BillPin’s co-founder, Darius Cheung (whose previous startup, tenCube WaveSecure, was acquired by McAfee in 2010), acknowledged the older firm’s state of neglect. “Not much improvement was added to BillMonk at all over the past seven years, and in fact BillMonk has suffered significant down time in the last six months or so,” he said.

Of the migration service BillPin created, he said: “It was launched to catch BillMonk users who were frustrated with its downtime, but we didn’t know then we were going to inherit its entire user base.”

Still, BillMonk continued to add users over its lifetime, and steadily at that, he said. As a result, bringing BillMonk’s user base onboard will give BillPin “easily 50 times” more users.

He wouldn’t say how many that is, but according to reports, BillPin has a small base of 5,000 or so users.

He made it clear that this move was an acquisition of the larger service’s user base, but none of BillMonk’s engineers will come over from Obopay.

BillPin has five employees in Singapore and one in India. It’s bootstrapped so far, but Cheung is currently hoping to raise an angel round.

Obopay started in 2005, and provides technology to corporate clients like Nokia and Societe Generale, and telcos like Warid Telecom in Uganda to allow them to offer their own branded mobile money-transfer services.

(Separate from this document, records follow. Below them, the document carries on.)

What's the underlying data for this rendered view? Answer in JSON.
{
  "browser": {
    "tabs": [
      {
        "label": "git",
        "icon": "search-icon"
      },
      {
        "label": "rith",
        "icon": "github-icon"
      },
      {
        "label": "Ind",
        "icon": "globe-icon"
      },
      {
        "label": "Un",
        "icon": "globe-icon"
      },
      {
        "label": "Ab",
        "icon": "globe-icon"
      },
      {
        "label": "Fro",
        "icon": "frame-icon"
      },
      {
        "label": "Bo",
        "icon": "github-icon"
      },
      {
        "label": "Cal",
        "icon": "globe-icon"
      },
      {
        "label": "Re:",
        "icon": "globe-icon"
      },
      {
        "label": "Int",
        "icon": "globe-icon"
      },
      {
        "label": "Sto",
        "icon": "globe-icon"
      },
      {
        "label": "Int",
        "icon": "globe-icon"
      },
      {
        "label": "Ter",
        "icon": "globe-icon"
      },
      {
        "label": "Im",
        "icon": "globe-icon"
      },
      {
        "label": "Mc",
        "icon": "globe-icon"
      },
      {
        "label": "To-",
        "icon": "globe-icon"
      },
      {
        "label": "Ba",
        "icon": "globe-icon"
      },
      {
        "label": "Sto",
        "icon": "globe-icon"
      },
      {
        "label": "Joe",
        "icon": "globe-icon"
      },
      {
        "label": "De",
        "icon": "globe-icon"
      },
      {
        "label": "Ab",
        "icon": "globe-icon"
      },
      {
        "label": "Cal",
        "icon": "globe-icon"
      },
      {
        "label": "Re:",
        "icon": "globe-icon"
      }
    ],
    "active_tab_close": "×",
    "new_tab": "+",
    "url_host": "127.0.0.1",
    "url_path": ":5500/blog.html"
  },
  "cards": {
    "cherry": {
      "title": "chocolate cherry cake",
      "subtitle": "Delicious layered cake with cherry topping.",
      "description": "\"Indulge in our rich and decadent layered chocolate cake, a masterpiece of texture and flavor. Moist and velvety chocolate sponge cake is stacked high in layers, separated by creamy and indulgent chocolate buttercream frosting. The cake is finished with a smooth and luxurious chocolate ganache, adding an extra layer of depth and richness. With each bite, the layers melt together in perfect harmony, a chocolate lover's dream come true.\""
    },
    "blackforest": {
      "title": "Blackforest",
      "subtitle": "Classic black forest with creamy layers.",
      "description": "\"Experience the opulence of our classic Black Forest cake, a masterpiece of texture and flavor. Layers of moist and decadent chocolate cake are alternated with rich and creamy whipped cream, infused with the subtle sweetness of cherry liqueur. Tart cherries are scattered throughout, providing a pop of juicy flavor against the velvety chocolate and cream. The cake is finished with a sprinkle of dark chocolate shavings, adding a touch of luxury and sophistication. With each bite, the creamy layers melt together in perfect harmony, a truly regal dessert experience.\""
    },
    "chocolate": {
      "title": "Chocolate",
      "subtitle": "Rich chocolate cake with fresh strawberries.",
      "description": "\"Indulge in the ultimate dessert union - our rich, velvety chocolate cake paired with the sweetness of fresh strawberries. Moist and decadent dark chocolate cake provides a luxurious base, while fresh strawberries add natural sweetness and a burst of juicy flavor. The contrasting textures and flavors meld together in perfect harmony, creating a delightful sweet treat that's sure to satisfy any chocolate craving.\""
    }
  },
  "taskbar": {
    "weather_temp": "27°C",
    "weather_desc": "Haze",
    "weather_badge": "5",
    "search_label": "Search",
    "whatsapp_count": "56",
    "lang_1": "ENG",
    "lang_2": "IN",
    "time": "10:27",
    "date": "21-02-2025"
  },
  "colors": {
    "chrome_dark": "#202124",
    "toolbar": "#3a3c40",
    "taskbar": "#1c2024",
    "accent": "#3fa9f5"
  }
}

It was started in Bangalore, and now has its headquarters in Redwood City, Calif. It has Bangalore and Mumbai offices.